- [Data]

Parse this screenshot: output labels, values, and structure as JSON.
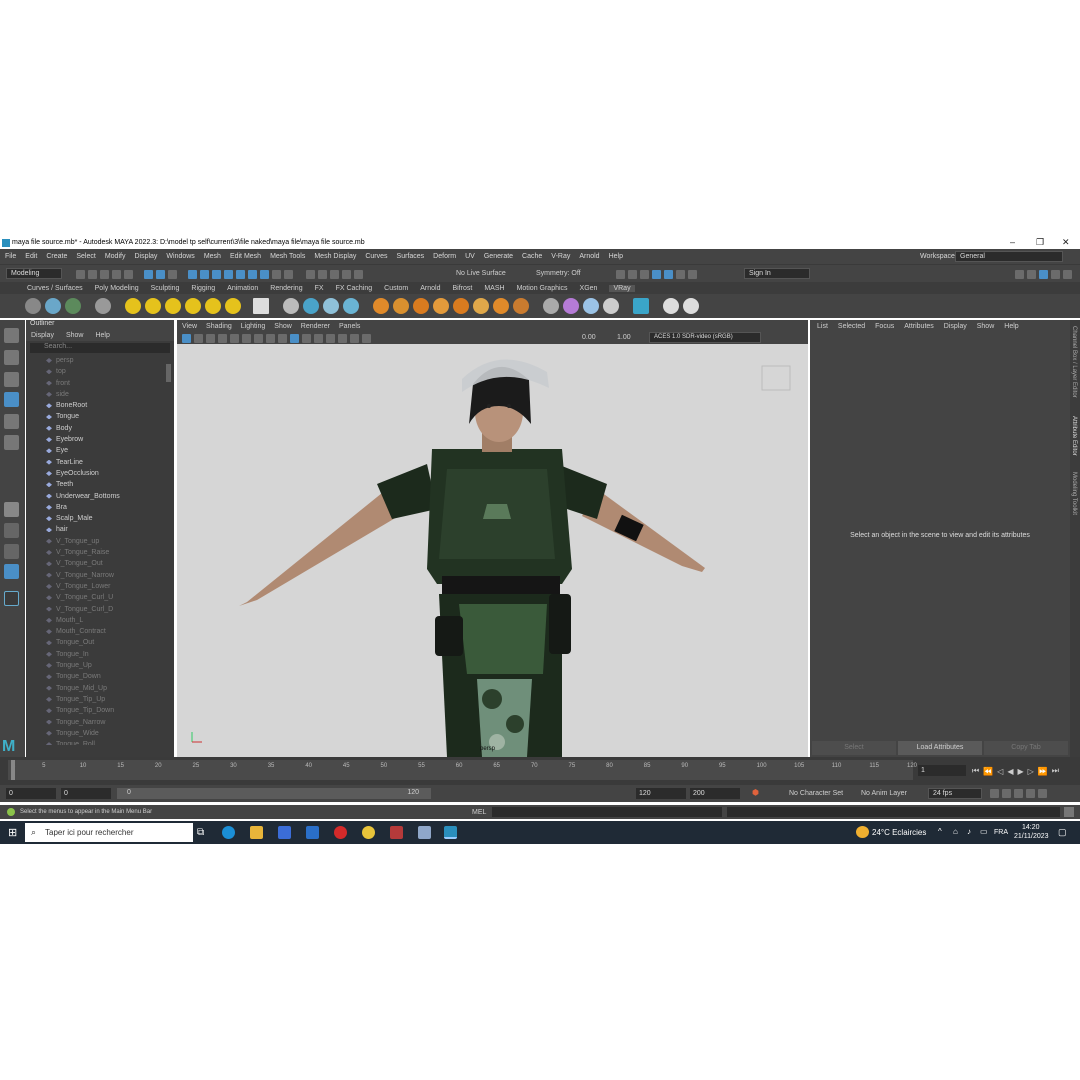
{
  "window": {
    "title": "maya file source.mb* - Autodesk MAYA 2022.3: D:\\model tp self\\current\\3\\file naked\\maya file\\maya file source.mb"
  },
  "menubar": {
    "items": [
      "File",
      "Edit",
      "Create",
      "Select",
      "Modify",
      "Display",
      "Windows",
      "Mesh",
      "Edit Mesh",
      "Mesh Tools",
      "Mesh Display",
      "Curves",
      "Surfaces",
      "Deform",
      "UV",
      "Generate",
      "Cache",
      "V-Ray",
      "Arnold",
      "Help"
    ],
    "workspace_label": "Workspace:",
    "workspace_value": "General"
  },
  "statusline": {
    "mode": "Modeling",
    "live_surface": "No Live Surface",
    "symmetry": "Symmetry: Off",
    "sign_in": "Sign In"
  },
  "shelf": {
    "tabs": [
      "Curves / Surfaces",
      "Poly Modeling",
      "Sculpting",
      "Rigging",
      "Animation",
      "Rendering",
      "FX",
      "FX Caching",
      "Custom",
      "Arnold",
      "Bifrost",
      "MASH",
      "Motion Graphics",
      "XGen",
      "VRay"
    ],
    "selected_tab": "VRay"
  },
  "outliner": {
    "title": "Outliner",
    "menu": [
      "Display",
      "Show",
      "Help"
    ],
    "search_placeholder": "Search...",
    "items": [
      {
        "label": "persp",
        "dim": true
      },
      {
        "label": "top",
        "dim": true
      },
      {
        "label": "front",
        "dim": true
      },
      {
        "label": "side",
        "dim": true
      },
      {
        "label": "BoneRoot",
        "dim": false
      },
      {
        "label": "Tongue",
        "dim": false
      },
      {
        "label": "Body",
        "dim": false
      },
      {
        "label": "Eyebrow",
        "dim": false
      },
      {
        "label": "Eye",
        "dim": false
      },
      {
        "label": "TearLine",
        "dim": false
      },
      {
        "label": "EyeOcclusion",
        "dim": false
      },
      {
        "label": "Teeth",
        "dim": false
      },
      {
        "label": "Underwear_Bottoms",
        "dim": false
      },
      {
        "label": "Bra",
        "dim": false
      },
      {
        "label": "Scalp_Male",
        "dim": false
      },
      {
        "label": "hair",
        "dim": false
      },
      {
        "label": "V_Tongue_up",
        "dim": true
      },
      {
        "label": "V_Tongue_Raise",
        "dim": true
      },
      {
        "label": "V_Tongue_Out",
        "dim": true
      },
      {
        "label": "V_Tongue_Narrow",
        "dim": true
      },
      {
        "label": "V_Tongue_Lower",
        "dim": true
      },
      {
        "label": "V_Tongue_Curl_U",
        "dim": true
      },
      {
        "label": "V_Tongue_Curl_D",
        "dim": true
      },
      {
        "label": "Mouth_L",
        "dim": true
      },
      {
        "label": "Mouth_Contract",
        "dim": true
      },
      {
        "label": "Tongue_Out",
        "dim": true
      },
      {
        "label": "Tongue_In",
        "dim": true
      },
      {
        "label": "Tongue_Up",
        "dim": true
      },
      {
        "label": "Tongue_Down",
        "dim": true
      },
      {
        "label": "Tongue_Mid_Up",
        "dim": true
      },
      {
        "label": "Tongue_Tip_Up",
        "dim": true
      },
      {
        "label": "Tongue_Tip_Down",
        "dim": true
      },
      {
        "label": "Tongue_Narrow",
        "dim": true
      },
      {
        "label": "Tongue_Wide",
        "dim": true
      },
      {
        "label": "Tongue_Roll",
        "dim": true
      }
    ]
  },
  "viewport": {
    "menu": [
      "View",
      "Shading",
      "Lighting",
      "Show",
      "Renderer",
      "Panels"
    ],
    "exposure": "0.00",
    "gamma": "1.00",
    "color_space": "ACES 1.0 SDR-video (sRGB)",
    "camera_label": "persp"
  },
  "attribute_editor": {
    "menu": [
      "List",
      "Selected",
      "Focus",
      "Attributes",
      "Display",
      "Show",
      "Help"
    ],
    "message": "Select an object in the scene to view and edit its attributes",
    "buttons": [
      "Select",
      "Load Attributes",
      "Copy Tab"
    ]
  },
  "side_tabs": [
    "Channel Box / Layer Editor",
    "Attribute Editor",
    "Modeling Toolkit"
  ],
  "timeline": {
    "ticks": [
      "1",
      "5",
      "10",
      "15",
      "20",
      "25",
      "30",
      "35",
      "40",
      "45",
      "50",
      "55",
      "60",
      "65",
      "70",
      "75",
      "80",
      "85",
      "90",
      "95",
      "100",
      "105",
      "110",
      "115",
      "120"
    ],
    "current_frame": "1"
  },
  "range": {
    "start": "0",
    "playback_start": "0",
    "slider_start": "0",
    "slider_end": "120",
    "playback_end": "120",
    "end": "200",
    "character_set": "No Character Set",
    "anim_layer": "No Anim Layer",
    "fps": "24 fps"
  },
  "helpline": {
    "text": "Select the menus to appear in the Main Menu Bar",
    "mel_label": "MEL"
  },
  "taskbar": {
    "search_placeholder": "Taper ici pour rechercher",
    "weather": "24°C  Eclaircies",
    "language": "FRA",
    "time": "14:20",
    "date": "21/11/2023"
  },
  "colors": {
    "panel": "#444444",
    "accent": "#4a8fc7",
    "viewport_bg": "#d6d6d6"
  }
}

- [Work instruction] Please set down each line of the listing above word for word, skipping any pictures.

- [Answer to this exercise]
Parse this screenshot: output labels, values, and structure as JSON.
{
  "window": {
    "title": "maya file source.mb* - Autodesk MAYA 2022.3: D:\\model tp self\\current\\3\\file naked\\maya file\\maya file source.mb"
  },
  "menubar": {
    "items": [
      "File",
      "Edit",
      "Create",
      "Select",
      "Modify",
      "Display",
      "Windows",
      "Mesh",
      "Edit Mesh",
      "Mesh Tools",
      "Mesh Display",
      "Curves",
      "Surfaces",
      "Deform",
      "UV",
      "Generate",
      "Cache",
      "V-Ray",
      "Arnold",
      "Help"
    ],
    "workspace_label": "Workspace:",
    "workspace_value": "General"
  },
  "statusline": {
    "mode": "Modeling",
    "live_surface": "No Live Surface",
    "symmetry": "Symmetry: Off",
    "sign_in": "Sign In"
  },
  "shelf": {
    "tabs": [
      "Curves / Surfaces",
      "Poly Modeling",
      "Sculpting",
      "Rigging",
      "Animation",
      "Rendering",
      "FX",
      "FX Caching",
      "Custom",
      "Arnold",
      "Bifrost",
      "MASH",
      "Motion Graphics",
      "XGen",
      "VRay"
    ],
    "selected_tab": "VRay"
  },
  "outliner": {
    "title": "Outliner",
    "menu": [
      "Display",
      "Show",
      "Help"
    ],
    "search_placeholder": "Search...",
    "items": [
      {
        "label": "persp",
        "dim": true
      },
      {
        "label": "top",
        "dim": true
      },
      {
        "label": "front",
        "dim": true
      },
      {
        "label": "side",
        "dim": true
      },
      {
        "label": "BoneRoot",
        "dim": false
      },
      {
        "label": "Tongue",
        "dim": false
      },
      {
        "label": "Body",
        "dim": false
      },
      {
        "label": "Eyebrow",
        "dim": false
      },
      {
        "label": "Eye",
        "dim": false
      },
      {
        "label": "TearLine",
        "dim": false
      },
      {
        "label": "EyeOcclusion",
        "dim": false
      },
      {
        "label": "Teeth",
        "dim": false
      },
      {
        "label": "Underwear_Bottoms",
        "dim": false
      },
      {
        "label": "Bra",
        "dim": false
      },
      {
        "label": "Scalp_Male",
        "dim": false
      },
      {
        "label": "hair",
        "dim": false
      },
      {
        "label": "V_Tongue_up",
        "dim": true
      },
      {
        "label": "V_Tongue_Raise",
        "dim": true
      },
      {
        "label": "V_Tongue_Out",
        "dim": true
      },
      {
        "label": "V_Tongue_Narrow",
        "dim": true
      },
      {
        "label": "V_Tongue_Lower",
        "dim": true
      },
      {
        "label": "V_Tongue_Curl_U",
        "dim": true
      },
      {
        "label": "V_Tongue_Curl_D",
        "dim": true
      },
      {
        "label": "Mouth_L",
        "dim": true
      },
      {
        "label": "Mouth_Contract",
        "dim": true
      },
      {
        "label": "Tongue_Out",
        "dim": true
      },
      {
        "label": "Tongue_In",
        "dim": true
      },
      {
        "label": "Tongue_Up",
        "dim": true
      },
      {
        "label": "Tongue_Down",
        "dim": true
      },
      {
        "label": "Tongue_Mid_Up",
        "dim": true
      },
      {
        "label": "Tongue_Tip_Up",
        "dim": true
      },
      {
        "label": "Tongue_Tip_Down",
        "dim": true
      },
      {
        "label": "Tongue_Narrow",
        "dim": true
      },
      {
        "label": "Tongue_Wide",
        "dim": true
      },
      {
        "label": "Tongue_Roll",
        "dim": true
      }
    ]
  },
  "viewport": {
    "menu": [
      "View",
      "Shading",
      "Lighting",
      "Show",
      "Renderer",
      "Panels"
    ],
    "exposure": "0.00",
    "gamma": "1.00",
    "color_space": "ACES 1.0 SDR-video (sRGB)",
    "camera_label": "persp"
  },
  "attribute_editor": {
    "menu": [
      "List",
      "Selected",
      "Focus",
      "Attributes",
      "Display",
      "Show",
      "Help"
    ],
    "message": "Select an object in the scene to view and edit its attributes",
    "buttons": [
      "Select",
      "Load Attributes",
      "Copy Tab"
    ]
  },
  "side_tabs": [
    "Channel Box / Layer Editor",
    "Attribute Editor",
    "Modeling Toolkit"
  ],
  "timeline": {
    "ticks": [
      "1",
      "5",
      "10",
      "15",
      "20",
      "25",
      "30",
      "35",
      "40",
      "45",
      "50",
      "55",
      "60",
      "65",
      "70",
      "75",
      "80",
      "85",
      "90",
      "95",
      "100",
      "105",
      "110",
      "115",
      "120"
    ],
    "current_frame": "1"
  },
  "range": {
    "start": "0",
    "playback_start": "0",
    "slider_start": "0",
    "slider_end": "120",
    "playback_end": "120",
    "end": "200",
    "character_set": "No Character Set",
    "anim_layer": "No Anim Layer",
    "fps": "24 fps"
  },
  "helpline": {
    "text": "Select the menus to appear in the Main Menu Bar",
    "mel_label": "MEL"
  },
  "taskbar": {
    "search_placeholder": "Taper ici pour rechercher",
    "weather": "24°C  Eclaircies",
    "language": "FRA",
    "time": "14:20",
    "date": "21/11/2023"
  },
  "colors": {
    "panel": "#444444",
    "accent": "#4a8fc7",
    "viewport_bg": "#d6d6d6"
  }
}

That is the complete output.